Mani Rana, known for his ‘handsome voice’ mesmerized BBC Nepali listeners for years and still wrings their ears long after he has retired.
Rana began his career in journalism in 1968 from Radio Nepal. After three years there, he moved to BBC Nepali service in London as the sole producer and broadcaster for the first nine years. The service grew in size and listeners and so did his profile until his retirement in 2003.
Rana appeared as a guest in Desh Sanchar Chautari, where he delved into his unique professional journey over the course of thirty-five years.
“I still remember the first day reading news in English in Radio Nepal on December 25, 1968”, reveals Rana. He went to BBC in London on a scholarship provided by the British Council to Radio Nepal officials. It was a ten-week course, after which he was offered a job, so his stay lasted a year and half at that time. But he needed to produce Radio Nepal’s approval to continue there.
After long impediments, but with positive intervention from Narayan Prasad Shrestha and Chiran Thapa, both high level officials in the then Royal Palace secretariat, he got the necessary approval.
He shared his experiences and views more candidly- a character that he is known and admired for. Why did you quit such a lucrative job? ‘Having worked for 32 years I said [to myself] okay this is enough and took early retirement,’ he shared.
An avid radio listener, Rana says he cannot refrain from listening to radio daily. He does not seem worried about the future of radio, ‘there are many people globally who listen to radio; I don’t know about newspapers, but radio definitely has a future at least during my lifespan’, Rana said.

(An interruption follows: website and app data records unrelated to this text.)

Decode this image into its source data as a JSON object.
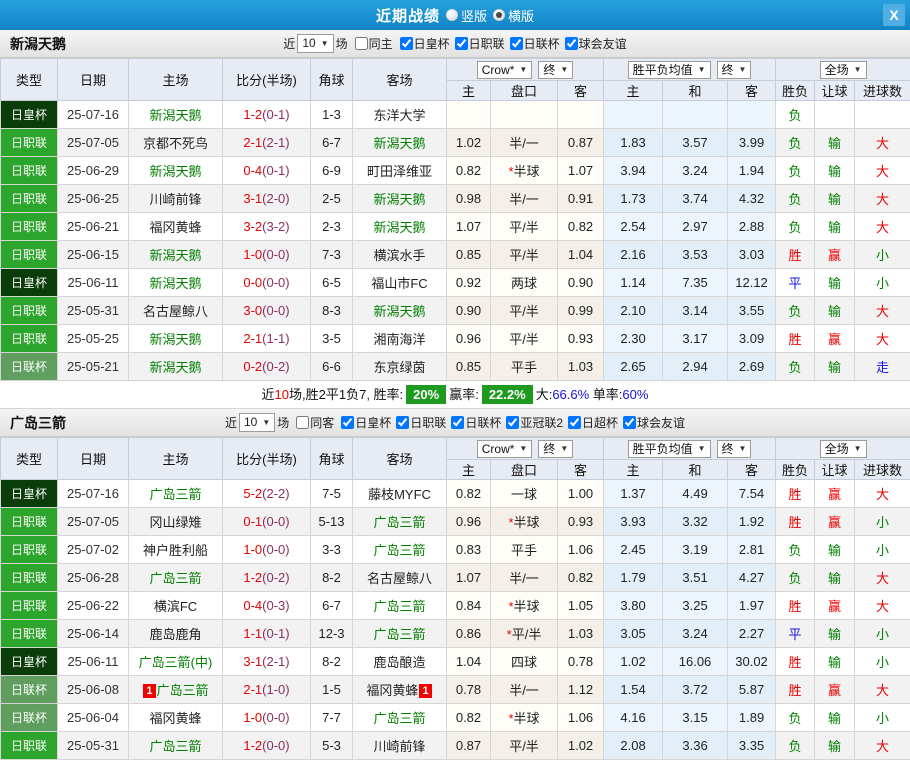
{
  "titlebar": {
    "title": "近期战绩",
    "options": [
      {
        "label": "竖版",
        "selected": false
      },
      {
        "label": "横版",
        "selected": true
      }
    ],
    "close_label": "X"
  },
  "colors": {
    "accent_blue": "#1a8fd1",
    "team_green": "#008000",
    "score_red": "#e60000",
    "half_score": "#8b3060",
    "badge": {
      "日皇杯": "#0b3d0b",
      "日职联": "#2ba52b",
      "日联杯": "#5f9e5f"
    },
    "result": {
      "胜": "#e60000",
      "平": "#1414dd",
      "负": "#008000",
      "赢": "#e60000",
      "输": "#008000",
      "走": "#1414dd",
      "大": "#e60000",
      "小": "#008000"
    },
    "summary_badge_green": "#1e9b1e"
  },
  "filter_labels": {
    "near": "近",
    "games": "场"
  },
  "table_header": {
    "left_cols": [
      "类型",
      "日期",
      "主场",
      "比分(半场)",
      "角球",
      "客场"
    ],
    "dropdown_group1": [
      "Crow*",
      "终"
    ],
    "dropdown_group2": [
      "胜平负均值",
      "终"
    ],
    "dropdown_group3": [
      "全场"
    ],
    "sub_cols": [
      "主",
      "盘口",
      "客",
      "主",
      "和",
      "客",
      "胜负",
      "让球",
      "进球数"
    ]
  },
  "sections": [
    {
      "team": "新潟天鹅",
      "filters": {
        "count": "10",
        "same_label": "同主",
        "same_checked": false,
        "leagues": [
          {
            "label": "日皇杯",
            "checked": true
          },
          {
            "label": "日职联",
            "checked": true
          },
          {
            "label": "日联杯",
            "checked": true
          },
          {
            "label": "球会友谊",
            "checked": true
          }
        ]
      },
      "rows": [
        {
          "type": "日皇杯",
          "date": "25-07-16",
          "home": "新潟天鹅",
          "home_hl": true,
          "home_badge": "",
          "score": "1-2",
          "half": "(0-1)",
          "corner": "1-3",
          "away": "东洋大学",
          "away_hl": false,
          "away_badge": "",
          "odds": [
            "",
            "",
            ""
          ],
          "avg": [
            "",
            "",
            ""
          ],
          "results": [
            "负",
            "",
            ""
          ]
        },
        {
          "type": "日职联",
          "date": "25-07-05",
          "home": "京都不死鸟",
          "home_hl": false,
          "home_badge": "",
          "score": "2-1",
          "half": "(2-1)",
          "corner": "6-7",
          "away": "新潟天鹅",
          "away_hl": true,
          "away_badge": "",
          "odds": [
            "1.02",
            "半/一",
            "0.87"
          ],
          "avg": [
            "1.83",
            "3.57",
            "3.99"
          ],
          "results": [
            "负",
            "输",
            "大"
          ]
        },
        {
          "type": "日职联",
          "date": "25-06-29",
          "home": "新潟天鹅",
          "home_hl": true,
          "home_badge": "",
          "score": "0-4",
          "half": "(0-1)",
          "corner": "6-9",
          "away": "町田泽维亚",
          "away_hl": false,
          "away_badge": "",
          "odds": [
            "0.82",
            "*半球",
            "1.07"
          ],
          "avg": [
            "3.94",
            "3.24",
            "1.94"
          ],
          "results": [
            "负",
            "输",
            "大"
          ]
        },
        {
          "type": "日职联",
          "date": "25-06-25",
          "home": "川崎前锋",
          "home_hl": false,
          "home_badge": "",
          "score": "3-1",
          "half": "(2-0)",
          "corner": "2-5",
          "away": "新潟天鹅",
          "away_hl": true,
          "away_badge": "",
          "odds": [
            "0.98",
            "半/一",
            "0.91"
          ],
          "avg": [
            "1.73",
            "3.74",
            "4.32"
          ],
          "results": [
            "负",
            "输",
            "大"
          ]
        },
        {
          "type": "日职联",
          "date": "25-06-21",
          "home": "福冈黄蜂",
          "home_hl": false,
          "home_badge": "",
          "score": "3-2",
          "half": "(3-2)",
          "corner": "2-3",
          "away": "新潟天鹅",
          "away_hl": true,
          "away_badge": "",
          "odds": [
            "1.07",
            "平/半",
            "0.82"
          ],
          "avg": [
            "2.54",
            "2.97",
            "2.88"
          ],
          "results": [
            "负",
            "输",
            "大"
          ]
        },
        {
          "type": "日职联",
          "date": "25-06-15",
          "home": "新潟天鹅",
          "home_hl": true,
          "home_badge": "",
          "score": "1-0",
          "half": "(0-0)",
          "corner": "7-3",
          "away": "横滨水手",
          "away_hl": false,
          "away_badge": "",
          "odds": [
            "0.85",
            "平/半",
            "1.04"
          ],
          "avg": [
            "2.16",
            "3.53",
            "3.03"
          ],
          "results": [
            "胜",
            "赢",
            "小"
          ]
        },
        {
          "type": "日皇杯",
          "date": "25-06-11",
          "home": "新潟天鹅",
          "home_hl": true,
          "home_badge": "",
          "score": "0-0",
          "half": "(0-0)",
          "corner": "6-5",
          "away": "福山市FC",
          "away_hl": false,
          "away_badge": "",
          "odds": [
            "0.92",
            "两球",
            "0.90"
          ],
          "avg": [
            "1.14",
            "7.35",
            "12.12"
          ],
          "results": [
            "平",
            "输",
            "小"
          ]
        },
        {
          "type": "日职联",
          "date": "25-05-31",
          "home": "名古屋鲸八",
          "home_hl": false,
          "home_badge": "",
          "score": "3-0",
          "half": "(0-0)",
          "corner": "8-3",
          "away": "新潟天鹅",
          "away_hl": true,
          "away_badge": "",
          "odds": [
            "0.90",
            "平/半",
            "0.99"
          ],
          "avg": [
            "2.10",
            "3.14",
            "3.55"
          ],
          "results": [
            "负",
            "输",
            "大"
          ]
        },
        {
          "type": "日职联",
          "date": "25-05-25",
          "home": "新潟天鹅",
          "home_hl": true,
          "home_badge": "",
          "score": "2-1",
          "half": "(1-1)",
          "corner": "3-5",
          "away": "湘南海洋",
          "away_hl": false,
          "away_badge": "",
          "odds": [
            "0.96",
            "平/半",
            "0.93"
          ],
          "avg": [
            "2.30",
            "3.17",
            "3.09"
          ],
          "results": [
            "胜",
            "赢",
            "大"
          ]
        },
        {
          "type": "日联杯",
          "date": "25-05-21",
          "home": "新潟天鹅",
          "home_hl": true,
          "home_badge": "",
          "score": "0-2",
          "half": "(0-2)",
          "corner": "6-6",
          "away": "东京绿茵",
          "away_hl": false,
          "away_badge": "",
          "odds": [
            "0.85",
            "平手",
            "1.03"
          ],
          "avg": [
            "2.65",
            "2.94",
            "2.69"
          ],
          "results": [
            "负",
            "输",
            "走"
          ]
        }
      ],
      "summary_segments": [
        {
          "t": "近",
          "s": "k"
        },
        {
          "t": "10",
          "s": "r"
        },
        {
          "t": "场,胜2平1负7, 胜率:",
          "s": "k"
        },
        {
          "t": "20%",
          "s": "g"
        },
        {
          "t": "赢率:",
          "s": "k"
        },
        {
          "t": "22.2%",
          "s": "g"
        },
        {
          "t": "大:",
          "s": "k"
        },
        {
          "t": "66.6%",
          "s": "b"
        },
        {
          "t": " 单率:",
          "s": "k"
        },
        {
          "t": "60%",
          "s": "b"
        }
      ]
    },
    {
      "team": "广岛三箭",
      "filters": {
        "count": "10",
        "same_label": "同客",
        "same_checked": false,
        "leagues": [
          {
            "label": "日皇杯",
            "checked": true
          },
          {
            "label": "日职联",
            "checked": true
          },
          {
            "label": "日联杯",
            "checked": true
          },
          {
            "label": "亚冠联2",
            "checked": true
          },
          {
            "label": "日超杯",
            "checked": true
          },
          {
            "label": "球会友谊",
            "checked": true
          }
        ]
      },
      "rows": [
        {
          "type": "日皇杯",
          "date": "25-07-16",
          "home": "广岛三箭",
          "home_hl": true,
          "home_badge": "",
          "score": "5-2",
          "half": "(2-2)",
          "corner": "7-5",
          "away": "藤枝MYFC",
          "away_hl": false,
          "away_badge": "",
          "odds": [
            "0.82",
            "一球",
            "1.00"
          ],
          "avg": [
            "1.37",
            "4.49",
            "7.54"
          ],
          "results": [
            "胜",
            "赢",
            "大"
          ]
        },
        {
          "type": "日职联",
          "date": "25-07-05",
          "home": "冈山绿雉",
          "home_hl": false,
          "home_badge": "",
          "score": "0-1",
          "half": "(0-0)",
          "corner": "5-13",
          "away": "广岛三箭",
          "away_hl": true,
          "away_badge": "",
          "odds": [
            "0.96",
            "*半球",
            "0.93"
          ],
          "avg": [
            "3.93",
            "3.32",
            "1.92"
          ],
          "results": [
            "胜",
            "赢",
            "小"
          ]
        },
        {
          "type": "日职联",
          "date": "25-07-02",
          "home": "神户胜利船",
          "home_hl": false,
          "home_badge": "",
          "score": "1-0",
          "half": "(0-0)",
          "corner": "3-3",
          "away": "广岛三箭",
          "away_hl": true,
          "away_badge": "",
          "odds": [
            "0.83",
            "平手",
            "1.06"
          ],
          "avg": [
            "2.45",
            "3.19",
            "2.81"
          ],
          "results": [
            "负",
            "输",
            "小"
          ]
        },
        {
          "type": "日职联",
          "date": "25-06-28",
          "home": "广岛三箭",
          "home_hl": true,
          "home_badge": "",
          "score": "1-2",
          "half": "(0-2)",
          "corner": "8-2",
          "away": "名古屋鲸八",
          "away_hl": false,
          "away_badge": "",
          "odds": [
            "1.07",
            "半/一",
            "0.82"
          ],
          "avg": [
            "1.79",
            "3.51",
            "4.27"
          ],
          "results": [
            "负",
            "输",
            "大"
          ]
        },
        {
          "type": "日职联",
          "date": "25-06-22",
          "home": "横滨FC",
          "home_hl": false,
          "home_badge": "",
          "score": "0-4",
          "half": "(0-3)",
          "corner": "6-7",
          "away": "广岛三箭",
          "away_hl": true,
          "away_badge": "",
          "odds": [
            "0.84",
            "*半球",
            "1.05"
          ],
          "avg": [
            "3.80",
            "3.25",
            "1.97"
          ],
          "results": [
            "胜",
            "赢",
            "大"
          ]
        },
        {
          "type": "日职联",
          "date": "25-06-14",
          "home": "鹿岛鹿角",
          "home_hl": false,
          "home_badge": "",
          "score": "1-1",
          "half": "(0-1)",
          "corner": "12-3",
          "away": "广岛三箭",
          "away_hl": true,
          "away_badge": "",
          "odds": [
            "0.86",
            "*平/半",
            "1.03"
          ],
          "avg": [
            "3.05",
            "3.24",
            "2.27"
          ],
          "results": [
            "平",
            "输",
            "小"
          ]
        },
        {
          "type": "日皇杯",
          "date": "25-06-11",
          "home": "广岛三箭(中)",
          "home_hl": true,
          "home_badge": "",
          "score": "3-1",
          "half": "(2-1)",
          "corner": "8-2",
          "away": "鹿岛酿造",
          "away_hl": false,
          "away_badge": "",
          "odds": [
            "1.04",
            "四球",
            "0.78"
          ],
          "avg": [
            "1.02",
            "16.06",
            "30.02"
          ],
          "results": [
            "胜",
            "输",
            "小"
          ]
        },
        {
          "type": "日联杯",
          "date": "25-06-08",
          "home": "广岛三箭",
          "home_hl": true,
          "home_badge": "1",
          "score": "2-1",
          "half": "(1-0)",
          "corner": "1-5",
          "away": "福冈黄蜂",
          "away_hl": false,
          "away_badge": "1",
          "odds": [
            "0.78",
            "半/一",
            "1.12"
          ],
          "avg": [
            "1.54",
            "3.72",
            "5.87"
          ],
          "results": [
            "胜",
            "赢",
            "大"
          ]
        },
        {
          "type": "日联杯",
          "date": "25-06-04",
          "home": "福冈黄蜂",
          "home_hl": false,
          "home_badge": "",
          "score": "1-0",
          "half": "(0-0)",
          "corner": "7-7",
          "away": "广岛三箭",
          "away_hl": true,
          "away_badge": "",
          "odds": [
            "0.82",
            "*半球",
            "1.06"
          ],
          "avg": [
            "4.16",
            "3.15",
            "1.89"
          ],
          "results": [
            "负",
            "输",
            "小"
          ]
        },
        {
          "type": "日职联",
          "date": "25-05-31",
          "home": "广岛三箭",
          "home_hl": true,
          "home_badge": "",
          "score": "1-2",
          "half": "(0-0)",
          "corner": "5-3",
          "away": "川崎前锋",
          "away_hl": false,
          "away_badge": "",
          "odds": [
            "0.87",
            "平/半",
            "1.02"
          ],
          "avg": [
            "2.08",
            "3.36",
            "3.35"
          ],
          "results": [
            "负",
            "输",
            "大"
          ]
        }
      ],
      "summary_segments": []
    }
  ]
}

Rana shares his displeasure on Nepali media being too loose [Chhada]. Everybody is affiliated with some political party or the other and the result is prevalence of prejudice dictated news making.
He recalled the formula used in BBC – it is not news unless something is ‘not new’, ‘not you’, and ‘not true’. BBC trusted its correspondents, and in case its own correspondents were absent, it had to be verified by two agencies before anything could make news. The lack of such rigor is what dilutes public trust in the media.
He shared an anecdote from his mind archive, ‘late Mr. Krishna Prashad Bhattarai had just lost the election in 2056 BS. I called him for an interview and said, ‘commiserations Mr. Prime Minister’. He misheard it as congratulations and got annoyed, so I had explained what I said’. He called me the next day to ask what was the word I had used and what it meant. I was taken aback by his humbleness as not many people of his stature would have done the same.
He shared openly about his time in London, ‘I was very happy with what I was doing in London. I have no regrets in life thus far. Only regret is that I sold my apartment in London on which I had invested a lot of time and resources to make it to my liking.’
‘I am perfectly happy that I am at the stage where I can gracefully embrace the exit from life’, he concluded jovially – the signature aspect of his personality.